We were recently asked the following question from a previous customer:

Have a repair question please: I purchased pre-finished Andiroba retro treads from Stair-Treads.com about 10 years ago and we've been very happy with your product. However, due to years of abuse by teenage boys, several of the treads at the bottom of the stairs are looking dull and scratched. Do you have any recommendations on how to restore (at least partially) their original look and finish? Recall Andiroba is not stained before sealing (?), so maybe just a coat of polyurethane would fade scratches and restore luster? Don't want to start experimenting and make the situation worse... Thanks for any advise you can provide! - Brad

First of all, we're happy to hear your pleased with your treads, and after this long, all they need is a little freshening up! If you want to actually put a light finish over top of the UV coating, you'll need to use something rated for already finished surfaces and the only product we recommend is "Traffic" from Bona-Kemi (https://www.bona.com/en-US/Bona-Professional/Products/Coatings/Waterborne-Finishes-and-Sealers/Bona-Traffic/ ). You'll want to follow Bona's directions for application but it's most likely going to involve a very light scuff-sanding and then you can apply the new coating over top of our old finish.

Since your treads are finished clear, you can do a light scuff-sanding and not worry about sanding through the finish because there is no stain on your treads, it's just a clear coat and any coloring is the natural coloring of the wood itself.

If you don't want to actually finish the treads, a good deep cleaning with the Bona Kemi hardwood cleaner may bring some of the luster back but it won't fix gouges, etc.

This same product can safely be used to coat over stained treads so long as any scuff sanding you do doesn't penetrate the original finish. The idea is not to sand into the raw white-wood and only provide a scuffed surface for the new coating to adhere.
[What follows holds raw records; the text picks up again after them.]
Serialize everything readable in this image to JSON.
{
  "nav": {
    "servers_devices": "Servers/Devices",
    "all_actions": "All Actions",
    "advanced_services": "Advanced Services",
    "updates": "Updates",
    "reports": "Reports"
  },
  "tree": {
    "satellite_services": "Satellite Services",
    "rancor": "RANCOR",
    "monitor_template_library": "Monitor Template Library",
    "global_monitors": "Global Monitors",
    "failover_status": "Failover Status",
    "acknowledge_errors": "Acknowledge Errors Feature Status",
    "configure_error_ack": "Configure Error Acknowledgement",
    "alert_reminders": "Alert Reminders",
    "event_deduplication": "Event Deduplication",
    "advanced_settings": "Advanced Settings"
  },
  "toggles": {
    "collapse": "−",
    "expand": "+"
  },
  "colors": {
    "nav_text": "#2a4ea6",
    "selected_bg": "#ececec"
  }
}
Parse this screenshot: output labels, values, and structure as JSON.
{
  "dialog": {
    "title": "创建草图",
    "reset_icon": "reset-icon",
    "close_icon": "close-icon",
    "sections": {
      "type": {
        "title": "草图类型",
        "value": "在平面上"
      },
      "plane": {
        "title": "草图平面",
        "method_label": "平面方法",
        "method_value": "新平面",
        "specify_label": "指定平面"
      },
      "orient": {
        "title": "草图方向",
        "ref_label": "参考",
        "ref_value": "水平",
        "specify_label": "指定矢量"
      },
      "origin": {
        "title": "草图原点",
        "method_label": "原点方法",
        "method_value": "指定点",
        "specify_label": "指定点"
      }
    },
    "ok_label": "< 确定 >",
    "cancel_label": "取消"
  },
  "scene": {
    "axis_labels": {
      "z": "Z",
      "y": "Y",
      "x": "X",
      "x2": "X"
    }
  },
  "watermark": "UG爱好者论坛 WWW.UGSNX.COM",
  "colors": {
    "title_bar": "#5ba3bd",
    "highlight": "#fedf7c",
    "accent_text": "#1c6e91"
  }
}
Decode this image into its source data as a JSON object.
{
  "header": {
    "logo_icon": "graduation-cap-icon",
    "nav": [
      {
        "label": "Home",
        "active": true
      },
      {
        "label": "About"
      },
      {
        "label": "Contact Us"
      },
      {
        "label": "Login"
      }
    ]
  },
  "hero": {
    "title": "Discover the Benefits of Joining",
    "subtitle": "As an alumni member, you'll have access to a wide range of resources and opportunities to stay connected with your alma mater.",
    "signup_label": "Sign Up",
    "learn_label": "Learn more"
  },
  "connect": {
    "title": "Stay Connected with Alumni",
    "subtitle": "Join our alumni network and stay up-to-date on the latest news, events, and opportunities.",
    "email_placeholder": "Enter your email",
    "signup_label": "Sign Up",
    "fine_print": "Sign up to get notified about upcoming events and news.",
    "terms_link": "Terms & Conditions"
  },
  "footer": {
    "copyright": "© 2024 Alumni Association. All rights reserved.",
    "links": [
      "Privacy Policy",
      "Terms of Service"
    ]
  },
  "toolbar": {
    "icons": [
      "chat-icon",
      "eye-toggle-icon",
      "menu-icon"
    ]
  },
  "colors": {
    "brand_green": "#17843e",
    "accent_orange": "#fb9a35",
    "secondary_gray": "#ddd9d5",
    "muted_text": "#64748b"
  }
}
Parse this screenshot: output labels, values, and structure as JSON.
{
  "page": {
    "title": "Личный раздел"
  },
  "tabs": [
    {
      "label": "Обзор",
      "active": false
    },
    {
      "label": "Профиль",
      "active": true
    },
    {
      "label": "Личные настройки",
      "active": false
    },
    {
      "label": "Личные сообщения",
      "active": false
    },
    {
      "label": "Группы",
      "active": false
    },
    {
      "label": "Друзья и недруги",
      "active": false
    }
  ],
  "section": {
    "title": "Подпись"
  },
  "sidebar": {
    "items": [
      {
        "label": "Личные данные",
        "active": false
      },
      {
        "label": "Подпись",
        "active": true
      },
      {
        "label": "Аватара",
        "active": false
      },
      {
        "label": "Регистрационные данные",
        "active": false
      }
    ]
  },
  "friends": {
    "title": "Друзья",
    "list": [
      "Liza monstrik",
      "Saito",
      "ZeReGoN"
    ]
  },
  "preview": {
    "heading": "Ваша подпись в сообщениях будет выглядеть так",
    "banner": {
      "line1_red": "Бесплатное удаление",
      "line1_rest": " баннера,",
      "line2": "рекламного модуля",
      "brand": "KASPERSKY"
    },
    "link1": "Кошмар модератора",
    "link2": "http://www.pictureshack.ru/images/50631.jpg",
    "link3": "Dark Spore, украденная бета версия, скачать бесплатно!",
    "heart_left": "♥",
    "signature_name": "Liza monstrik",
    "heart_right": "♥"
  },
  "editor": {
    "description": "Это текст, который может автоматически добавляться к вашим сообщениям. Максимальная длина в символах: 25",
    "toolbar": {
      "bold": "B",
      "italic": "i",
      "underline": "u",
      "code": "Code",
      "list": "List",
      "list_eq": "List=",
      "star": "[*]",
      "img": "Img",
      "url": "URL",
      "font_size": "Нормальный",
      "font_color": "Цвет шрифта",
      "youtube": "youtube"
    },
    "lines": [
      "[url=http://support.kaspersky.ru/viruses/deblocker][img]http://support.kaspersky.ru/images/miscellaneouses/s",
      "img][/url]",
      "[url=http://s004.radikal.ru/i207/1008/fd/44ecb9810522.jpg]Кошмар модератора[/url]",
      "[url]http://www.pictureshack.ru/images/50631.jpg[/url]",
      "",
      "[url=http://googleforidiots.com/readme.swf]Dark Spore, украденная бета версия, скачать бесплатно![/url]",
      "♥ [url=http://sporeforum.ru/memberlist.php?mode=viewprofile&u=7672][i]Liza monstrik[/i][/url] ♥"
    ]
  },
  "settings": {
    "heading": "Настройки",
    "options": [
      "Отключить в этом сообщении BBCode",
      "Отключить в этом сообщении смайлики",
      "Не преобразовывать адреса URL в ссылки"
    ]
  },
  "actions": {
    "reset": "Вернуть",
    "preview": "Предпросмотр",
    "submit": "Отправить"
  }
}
If you do sand through the finish, order a pint of stain to recoat any exposed wood and then apply Bona Traffic.
See: Matching stain